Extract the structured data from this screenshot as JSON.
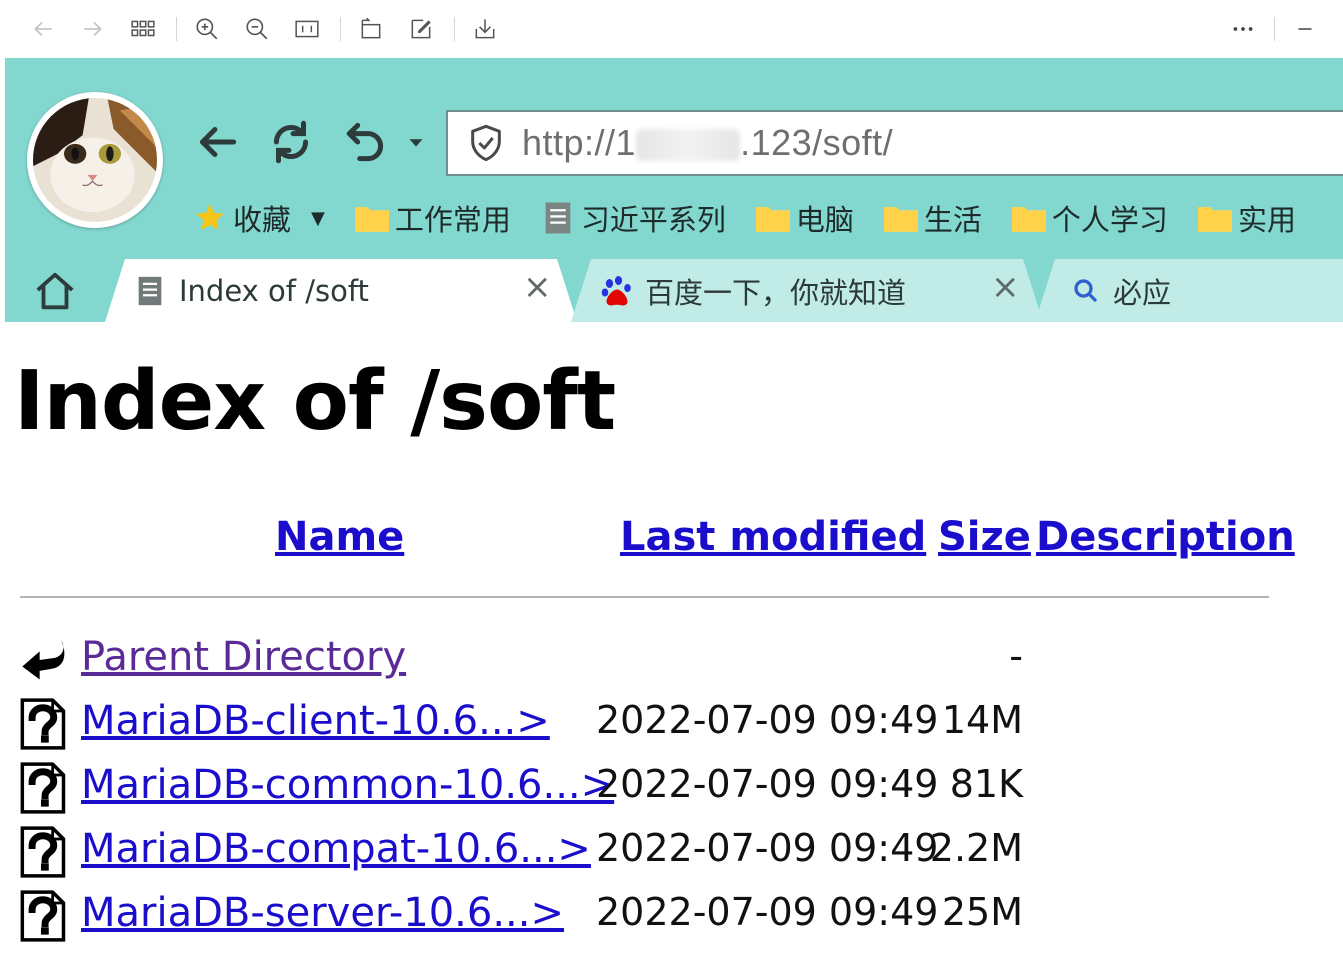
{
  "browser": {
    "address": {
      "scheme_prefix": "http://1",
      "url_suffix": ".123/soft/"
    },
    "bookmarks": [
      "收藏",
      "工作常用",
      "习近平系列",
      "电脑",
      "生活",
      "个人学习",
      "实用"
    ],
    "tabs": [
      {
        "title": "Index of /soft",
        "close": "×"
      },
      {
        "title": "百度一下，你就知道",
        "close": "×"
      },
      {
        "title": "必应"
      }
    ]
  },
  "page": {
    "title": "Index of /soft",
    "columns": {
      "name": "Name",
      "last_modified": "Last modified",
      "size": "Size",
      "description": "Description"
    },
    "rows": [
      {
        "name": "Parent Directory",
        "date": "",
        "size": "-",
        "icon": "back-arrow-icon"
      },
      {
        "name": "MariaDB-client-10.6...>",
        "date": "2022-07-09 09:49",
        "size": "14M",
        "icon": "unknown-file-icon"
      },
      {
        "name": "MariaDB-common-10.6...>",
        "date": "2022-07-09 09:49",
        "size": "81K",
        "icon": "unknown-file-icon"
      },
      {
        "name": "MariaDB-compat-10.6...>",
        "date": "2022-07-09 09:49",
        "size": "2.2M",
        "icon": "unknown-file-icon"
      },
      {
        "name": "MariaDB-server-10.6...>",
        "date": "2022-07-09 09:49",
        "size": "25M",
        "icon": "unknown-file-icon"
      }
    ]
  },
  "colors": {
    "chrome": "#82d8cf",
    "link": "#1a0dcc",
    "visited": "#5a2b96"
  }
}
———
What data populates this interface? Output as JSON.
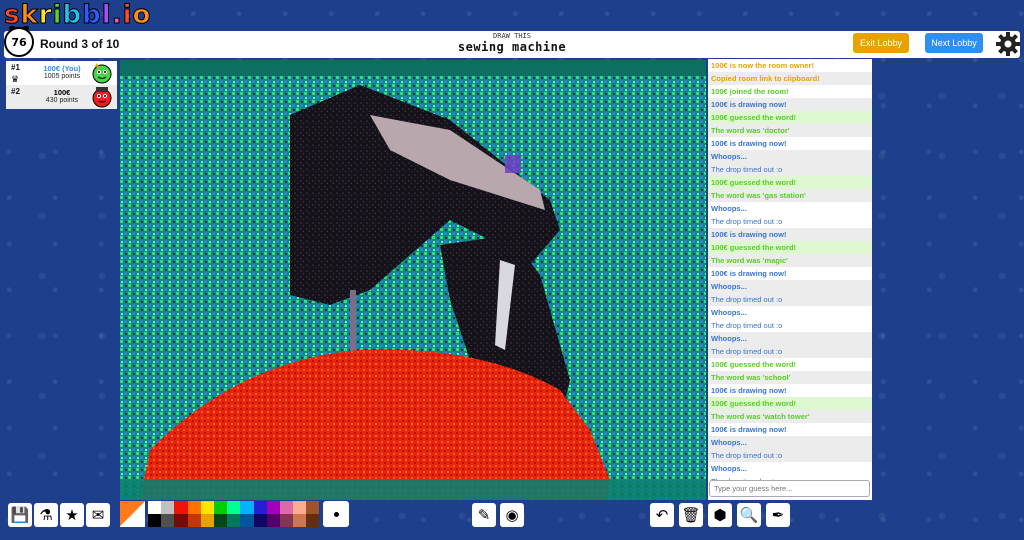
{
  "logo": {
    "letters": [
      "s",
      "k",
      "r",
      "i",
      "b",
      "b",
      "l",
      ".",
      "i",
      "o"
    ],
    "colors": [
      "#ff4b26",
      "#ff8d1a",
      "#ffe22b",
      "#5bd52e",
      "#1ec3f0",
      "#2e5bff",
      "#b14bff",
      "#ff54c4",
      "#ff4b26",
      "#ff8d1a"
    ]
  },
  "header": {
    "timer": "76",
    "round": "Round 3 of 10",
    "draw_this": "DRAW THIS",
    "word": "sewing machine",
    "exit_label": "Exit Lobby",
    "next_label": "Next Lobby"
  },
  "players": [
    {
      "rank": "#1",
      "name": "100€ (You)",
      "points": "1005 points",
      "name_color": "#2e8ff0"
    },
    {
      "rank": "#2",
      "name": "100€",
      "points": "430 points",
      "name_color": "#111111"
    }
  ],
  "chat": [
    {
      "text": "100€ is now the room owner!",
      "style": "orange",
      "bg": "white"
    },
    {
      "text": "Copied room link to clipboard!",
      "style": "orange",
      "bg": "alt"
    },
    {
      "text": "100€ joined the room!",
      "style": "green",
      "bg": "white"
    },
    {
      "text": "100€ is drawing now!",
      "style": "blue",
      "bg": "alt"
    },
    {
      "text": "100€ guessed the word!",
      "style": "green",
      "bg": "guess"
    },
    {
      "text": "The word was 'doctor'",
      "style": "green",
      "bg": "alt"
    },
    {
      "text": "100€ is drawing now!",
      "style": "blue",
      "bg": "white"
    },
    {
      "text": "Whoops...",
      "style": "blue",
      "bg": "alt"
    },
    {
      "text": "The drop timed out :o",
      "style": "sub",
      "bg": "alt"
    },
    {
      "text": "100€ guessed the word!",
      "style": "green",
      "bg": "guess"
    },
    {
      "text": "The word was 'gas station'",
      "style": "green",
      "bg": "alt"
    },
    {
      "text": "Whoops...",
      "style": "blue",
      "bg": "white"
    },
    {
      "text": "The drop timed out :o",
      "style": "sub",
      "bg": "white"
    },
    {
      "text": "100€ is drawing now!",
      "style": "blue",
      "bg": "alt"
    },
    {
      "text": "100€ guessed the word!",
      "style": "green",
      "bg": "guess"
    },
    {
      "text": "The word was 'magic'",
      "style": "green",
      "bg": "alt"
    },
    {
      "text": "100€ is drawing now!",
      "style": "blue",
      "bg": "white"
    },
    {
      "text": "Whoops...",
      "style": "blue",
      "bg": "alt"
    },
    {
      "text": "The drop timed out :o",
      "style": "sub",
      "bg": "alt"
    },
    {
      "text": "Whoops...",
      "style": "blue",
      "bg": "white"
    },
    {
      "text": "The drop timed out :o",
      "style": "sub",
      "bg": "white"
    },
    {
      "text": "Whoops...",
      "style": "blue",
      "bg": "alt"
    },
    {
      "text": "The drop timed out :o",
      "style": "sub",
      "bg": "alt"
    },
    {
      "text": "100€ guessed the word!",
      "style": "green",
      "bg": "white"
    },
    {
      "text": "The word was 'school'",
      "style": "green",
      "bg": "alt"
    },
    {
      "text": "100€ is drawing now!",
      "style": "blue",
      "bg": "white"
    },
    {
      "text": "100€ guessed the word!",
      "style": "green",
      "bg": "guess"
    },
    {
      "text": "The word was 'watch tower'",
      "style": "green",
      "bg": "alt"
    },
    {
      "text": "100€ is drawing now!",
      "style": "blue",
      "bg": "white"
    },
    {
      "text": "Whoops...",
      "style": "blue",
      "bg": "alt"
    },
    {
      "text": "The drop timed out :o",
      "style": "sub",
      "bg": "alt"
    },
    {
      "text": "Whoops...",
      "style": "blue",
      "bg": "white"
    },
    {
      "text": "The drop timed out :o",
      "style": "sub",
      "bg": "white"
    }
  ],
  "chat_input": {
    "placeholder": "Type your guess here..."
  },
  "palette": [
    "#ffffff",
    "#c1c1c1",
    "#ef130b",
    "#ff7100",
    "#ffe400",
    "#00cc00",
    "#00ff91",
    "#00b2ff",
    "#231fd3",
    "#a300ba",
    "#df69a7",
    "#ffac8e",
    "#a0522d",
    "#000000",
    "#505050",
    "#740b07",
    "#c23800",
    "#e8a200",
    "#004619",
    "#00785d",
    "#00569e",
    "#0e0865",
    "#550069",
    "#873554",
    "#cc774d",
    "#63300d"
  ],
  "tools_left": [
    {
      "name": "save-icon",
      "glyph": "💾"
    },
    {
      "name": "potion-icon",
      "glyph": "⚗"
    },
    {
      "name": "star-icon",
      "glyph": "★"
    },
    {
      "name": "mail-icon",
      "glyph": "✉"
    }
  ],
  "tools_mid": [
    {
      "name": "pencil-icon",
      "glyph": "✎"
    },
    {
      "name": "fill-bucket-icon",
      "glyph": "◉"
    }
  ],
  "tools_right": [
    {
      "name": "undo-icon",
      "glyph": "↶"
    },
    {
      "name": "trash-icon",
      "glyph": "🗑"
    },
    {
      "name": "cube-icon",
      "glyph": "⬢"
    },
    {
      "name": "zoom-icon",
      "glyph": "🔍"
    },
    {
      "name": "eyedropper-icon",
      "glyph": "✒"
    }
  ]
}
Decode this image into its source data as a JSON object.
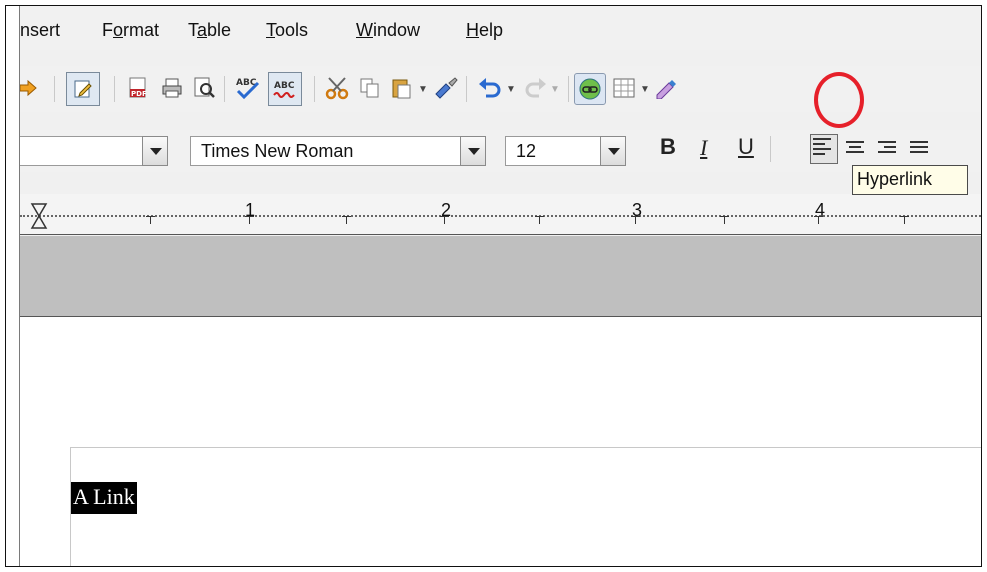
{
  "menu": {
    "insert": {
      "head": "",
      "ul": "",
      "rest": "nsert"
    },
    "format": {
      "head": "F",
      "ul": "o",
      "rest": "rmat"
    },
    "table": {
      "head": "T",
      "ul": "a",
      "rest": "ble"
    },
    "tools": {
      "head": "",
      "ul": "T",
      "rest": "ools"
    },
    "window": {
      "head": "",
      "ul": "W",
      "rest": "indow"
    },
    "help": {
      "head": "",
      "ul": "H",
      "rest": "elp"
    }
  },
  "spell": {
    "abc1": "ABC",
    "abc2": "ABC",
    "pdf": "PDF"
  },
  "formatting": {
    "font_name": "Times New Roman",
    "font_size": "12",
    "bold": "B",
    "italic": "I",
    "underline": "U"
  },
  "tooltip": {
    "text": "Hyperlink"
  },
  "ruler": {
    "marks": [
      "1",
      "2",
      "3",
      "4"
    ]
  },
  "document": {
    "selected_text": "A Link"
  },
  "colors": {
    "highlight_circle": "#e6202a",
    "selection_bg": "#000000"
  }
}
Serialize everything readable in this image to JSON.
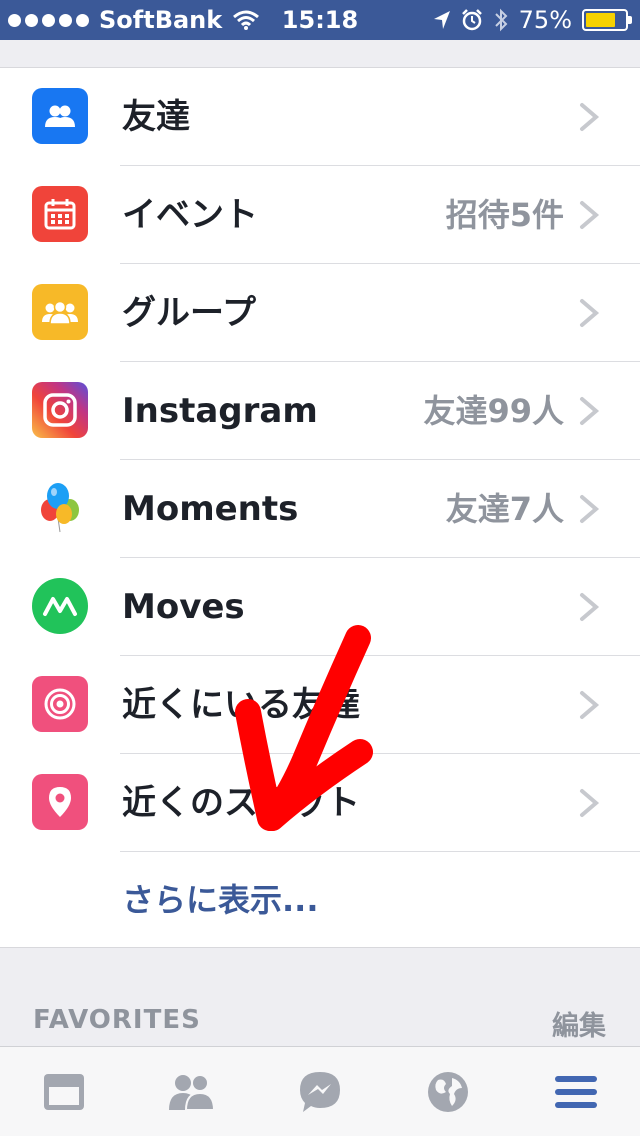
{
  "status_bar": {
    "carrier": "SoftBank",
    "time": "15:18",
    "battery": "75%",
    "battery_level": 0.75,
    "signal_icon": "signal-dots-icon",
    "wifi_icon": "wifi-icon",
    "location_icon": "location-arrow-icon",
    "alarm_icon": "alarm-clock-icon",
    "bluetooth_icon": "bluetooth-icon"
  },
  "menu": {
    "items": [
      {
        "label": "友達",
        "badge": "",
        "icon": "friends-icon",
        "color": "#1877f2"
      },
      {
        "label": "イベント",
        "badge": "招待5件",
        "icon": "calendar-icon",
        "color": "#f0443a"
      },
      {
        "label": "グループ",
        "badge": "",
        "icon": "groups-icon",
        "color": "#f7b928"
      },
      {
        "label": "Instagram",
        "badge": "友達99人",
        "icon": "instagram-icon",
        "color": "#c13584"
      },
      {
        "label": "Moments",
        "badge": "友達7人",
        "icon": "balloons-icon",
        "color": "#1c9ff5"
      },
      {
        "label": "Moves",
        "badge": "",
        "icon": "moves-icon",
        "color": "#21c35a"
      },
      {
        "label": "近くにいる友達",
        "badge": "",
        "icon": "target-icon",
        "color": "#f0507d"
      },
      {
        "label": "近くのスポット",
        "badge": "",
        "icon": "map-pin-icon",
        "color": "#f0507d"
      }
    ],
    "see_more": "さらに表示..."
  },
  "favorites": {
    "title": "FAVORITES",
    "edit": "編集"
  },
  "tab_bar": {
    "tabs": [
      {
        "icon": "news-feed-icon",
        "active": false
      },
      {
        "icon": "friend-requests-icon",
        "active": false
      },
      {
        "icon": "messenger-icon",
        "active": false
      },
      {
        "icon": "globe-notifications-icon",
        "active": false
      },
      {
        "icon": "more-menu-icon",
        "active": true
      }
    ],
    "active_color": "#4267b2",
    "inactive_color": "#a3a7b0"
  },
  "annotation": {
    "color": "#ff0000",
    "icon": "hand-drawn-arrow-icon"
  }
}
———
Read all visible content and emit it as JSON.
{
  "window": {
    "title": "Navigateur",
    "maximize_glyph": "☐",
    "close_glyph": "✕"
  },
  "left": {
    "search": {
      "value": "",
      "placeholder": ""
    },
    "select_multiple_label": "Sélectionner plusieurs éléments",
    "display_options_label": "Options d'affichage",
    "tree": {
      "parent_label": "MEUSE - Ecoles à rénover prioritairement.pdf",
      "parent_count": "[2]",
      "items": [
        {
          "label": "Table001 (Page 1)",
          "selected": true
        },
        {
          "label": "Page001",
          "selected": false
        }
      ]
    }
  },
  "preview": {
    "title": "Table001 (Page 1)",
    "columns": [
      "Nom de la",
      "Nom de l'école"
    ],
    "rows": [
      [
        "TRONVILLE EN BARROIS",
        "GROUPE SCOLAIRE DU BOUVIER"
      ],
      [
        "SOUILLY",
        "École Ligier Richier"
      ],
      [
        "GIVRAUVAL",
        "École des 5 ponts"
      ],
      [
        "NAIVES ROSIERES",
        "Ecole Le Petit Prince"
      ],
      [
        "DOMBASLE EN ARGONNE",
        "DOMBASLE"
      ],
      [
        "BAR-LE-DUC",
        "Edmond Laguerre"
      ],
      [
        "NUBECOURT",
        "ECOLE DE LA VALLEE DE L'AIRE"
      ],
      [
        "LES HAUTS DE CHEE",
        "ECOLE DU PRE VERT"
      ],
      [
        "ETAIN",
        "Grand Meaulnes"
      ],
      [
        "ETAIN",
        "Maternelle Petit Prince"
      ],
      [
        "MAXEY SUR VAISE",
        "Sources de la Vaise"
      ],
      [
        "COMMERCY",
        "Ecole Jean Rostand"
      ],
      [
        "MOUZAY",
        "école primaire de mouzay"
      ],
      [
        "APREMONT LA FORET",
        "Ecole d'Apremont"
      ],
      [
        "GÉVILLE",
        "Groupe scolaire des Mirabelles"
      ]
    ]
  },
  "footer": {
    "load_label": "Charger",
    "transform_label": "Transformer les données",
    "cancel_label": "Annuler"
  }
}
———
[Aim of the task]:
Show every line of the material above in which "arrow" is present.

[Exercise solution]:
        "icon": "back-arrow-icon"
    "location_icon": "location-arrow-icon",
    "icon": "hand-drawn-arrow-icon"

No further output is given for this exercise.